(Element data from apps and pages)
# # # # #

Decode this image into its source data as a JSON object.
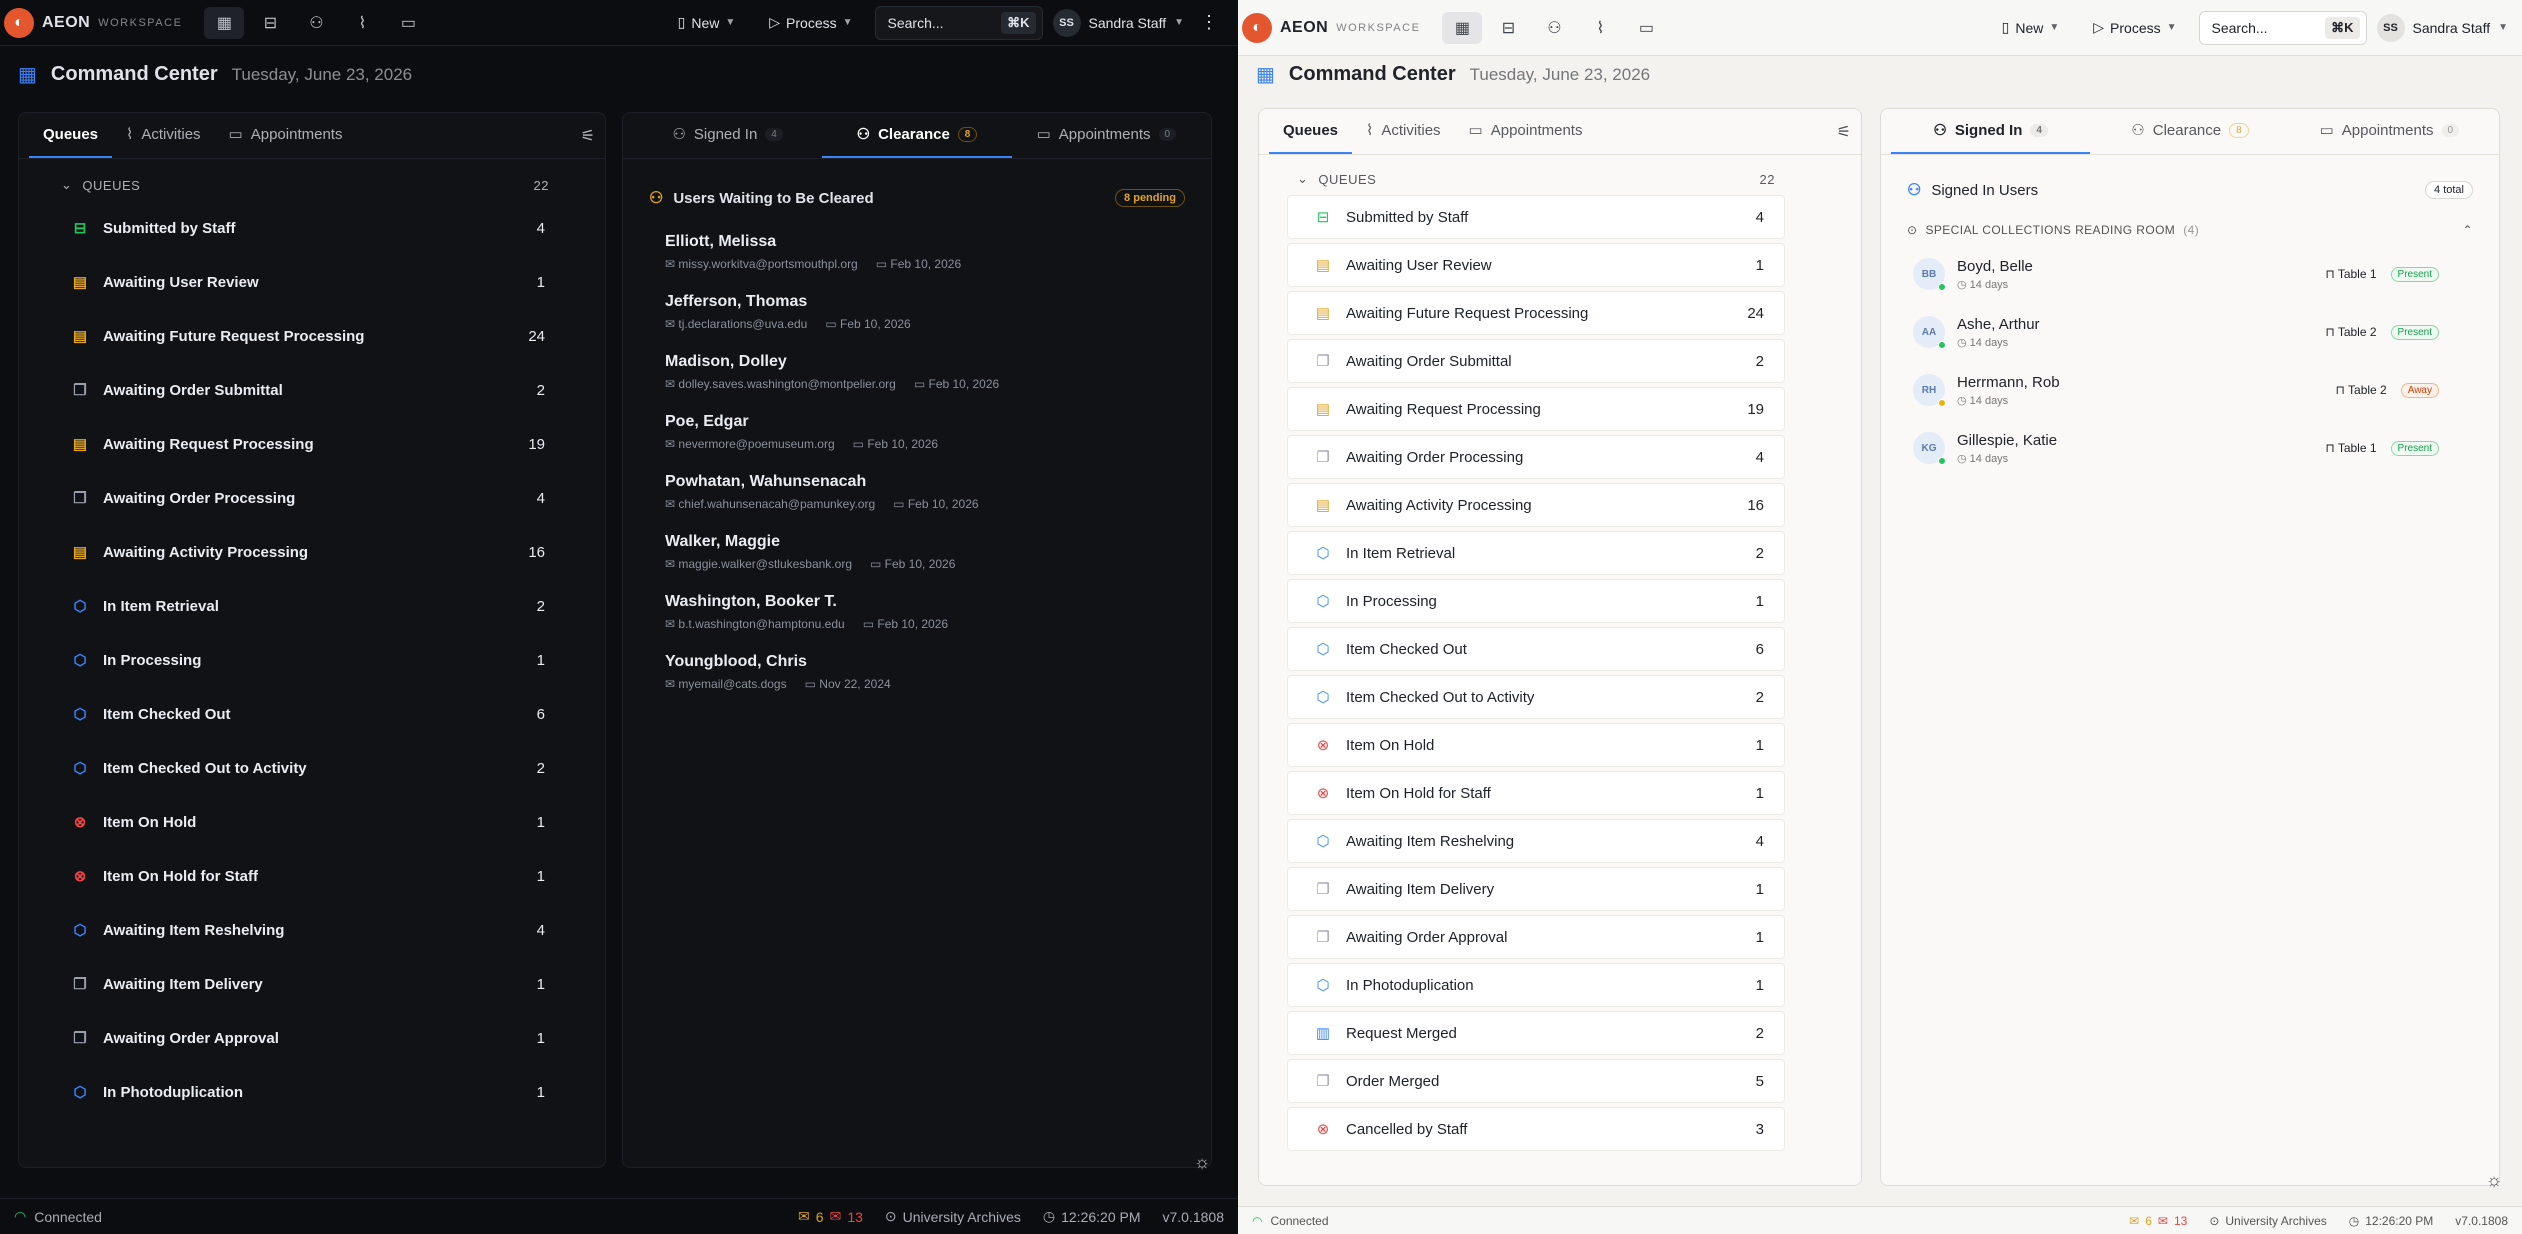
{
  "app": {
    "name": "AEON",
    "workspace": "WORKSPACE"
  },
  "topbar": {
    "new_label": "New",
    "process_label": "Process",
    "search_placeholder": "Search...",
    "search_shortcut": "⌘K",
    "user_initials": "SS",
    "user_name": "Sandra Staff"
  },
  "page": {
    "title": "Command Center",
    "date": "Tuesday, June 23, 2026"
  },
  "left_tabs": [
    {
      "label": "Queues"
    },
    {
      "label": "Activities"
    },
    {
      "label": "Appointments"
    }
  ],
  "right_tabs": [
    {
      "label": "Signed In",
      "badge": "4"
    },
    {
      "label": "Clearance",
      "badge": "8"
    },
    {
      "label": "Appointments",
      "badge": "0"
    }
  ],
  "queues_header": {
    "label": "QUEUES",
    "count": "22"
  },
  "queues": [
    {
      "label": "Submitted by Staff",
      "count": "4",
      "icon": "inbox-icon",
      "color": "green"
    },
    {
      "label": "Awaiting User Review",
      "count": "1",
      "icon": "clipboard-icon",
      "color": "amber"
    },
    {
      "label": "Awaiting Future Request Processing",
      "count": "24",
      "icon": "clipboard-icon",
      "color": "amber"
    },
    {
      "label": "Awaiting Order Submittal",
      "count": "2",
      "icon": "copy-icon",
      "color": "grey"
    },
    {
      "label": "Awaiting Request Processing",
      "count": "19",
      "icon": "clipboard-icon",
      "color": "amber"
    },
    {
      "label": "Awaiting Order Processing",
      "count": "4",
      "icon": "copy-icon",
      "color": "grey"
    },
    {
      "label": "Awaiting Activity Processing",
      "count": "16",
      "icon": "clipboard-icon",
      "color": "amber"
    },
    {
      "label": "In Item Retrieval",
      "count": "2",
      "icon": "box-icon",
      "color": "blue"
    },
    {
      "label": "In Processing",
      "count": "1",
      "icon": "box-icon",
      "color": "blue"
    },
    {
      "label": "Item Checked Out",
      "count": "6",
      "icon": "box-icon",
      "color": "blue"
    },
    {
      "label": "Item Checked Out to Activity",
      "count": "2",
      "icon": "box-icon",
      "color": "blue"
    },
    {
      "label": "Item On Hold",
      "count": "1",
      "icon": "x-circle-icon",
      "color": "red"
    },
    {
      "label": "Item On Hold for Staff",
      "count": "1",
      "icon": "x-circle-icon",
      "color": "red"
    },
    {
      "label": "Awaiting Item Reshelving",
      "count": "4",
      "icon": "box-icon",
      "color": "blue"
    },
    {
      "label": "Awaiting Item Delivery",
      "count": "1",
      "icon": "copy-icon",
      "color": "grey"
    },
    {
      "label": "Awaiting Order Approval",
      "count": "1",
      "icon": "copy-icon",
      "color": "grey"
    },
    {
      "label": "In Photoduplication",
      "count": "1",
      "icon": "box-icon",
      "color": "blue"
    },
    {
      "label": "Request Merged",
      "count": "2",
      "icon": "book-icon",
      "color": "blue"
    },
    {
      "label": "Order Merged",
      "count": "5",
      "icon": "copy-icon",
      "color": "grey"
    },
    {
      "label": "Cancelled by Staff",
      "count": "3",
      "icon": "x-circle-icon",
      "color": "red"
    }
  ],
  "clearance": {
    "title": "Users Waiting to Be Cleared",
    "pending": "8 pending",
    "users": [
      {
        "name": "Elliott, Melissa",
        "email": "missy.workitva@portsmouthpl.org",
        "date": "Feb 10, 2026"
      },
      {
        "name": "Jefferson, Thomas",
        "email": "tj.declarations@uva.edu",
        "date": "Feb 10, 2026"
      },
      {
        "name": "Madison, Dolley",
        "email": "dolley.saves.washington@montpelier.org",
        "date": "Feb 10, 2026"
      },
      {
        "name": "Poe, Edgar",
        "email": "nevermore@poemuseum.org",
        "date": "Feb 10, 2026"
      },
      {
        "name": "Powhatan, Wahunsenacah",
        "email": "chief.wahunsenacah@pamunkey.org",
        "date": "Feb 10, 2026"
      },
      {
        "name": "Walker, Maggie",
        "email": "maggie.walker@stlukesbank.org",
        "date": "Feb 10, 2026"
      },
      {
        "name": "Washington, Booker T.",
        "email": "b.t.washington@hamptonu.edu",
        "date": "Feb 10, 2026"
      },
      {
        "name": "Youngblood, Chris",
        "email": "myemail@cats.dogs",
        "date": "Nov 22, 2024"
      }
    ]
  },
  "signed_in": {
    "title": "Signed In Users",
    "total": "4 total",
    "room": "SPECIAL COLLECTIONS READING ROOM",
    "room_count": "(4)",
    "users": [
      {
        "initials": "BB",
        "name": "Boyd, Belle",
        "time": "14 days",
        "table": "Table 1",
        "status": "Present",
        "dot": "#22c55e"
      },
      {
        "initials": "AA",
        "name": "Ashe, Arthur",
        "time": "14 days",
        "table": "Table 2",
        "status": "Present",
        "dot": "#22c55e"
      },
      {
        "initials": "RH",
        "name": "Herrmann, Rob",
        "time": "14 days",
        "table": "Table 2",
        "status": "Away",
        "dot": "#eab308"
      },
      {
        "initials": "KG",
        "name": "Gillespie, Katie",
        "time": "14 days",
        "table": "Table 1",
        "status": "Present",
        "dot": "#22c55e"
      }
    ]
  },
  "footer": {
    "status": "Connected",
    "mail_orange": "6",
    "mail_red": "13",
    "location": "University Archives",
    "time": "12:26:20 PM",
    "version": "v7.0.1808"
  }
}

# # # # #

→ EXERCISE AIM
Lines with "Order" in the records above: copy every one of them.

→ TASK RESPONSE
      "label": "Awaiting Order Submittal",
      "label": "Awaiting Order Processing",
      "label": "Awaiting Order Approval",
      "label": "Order Merged",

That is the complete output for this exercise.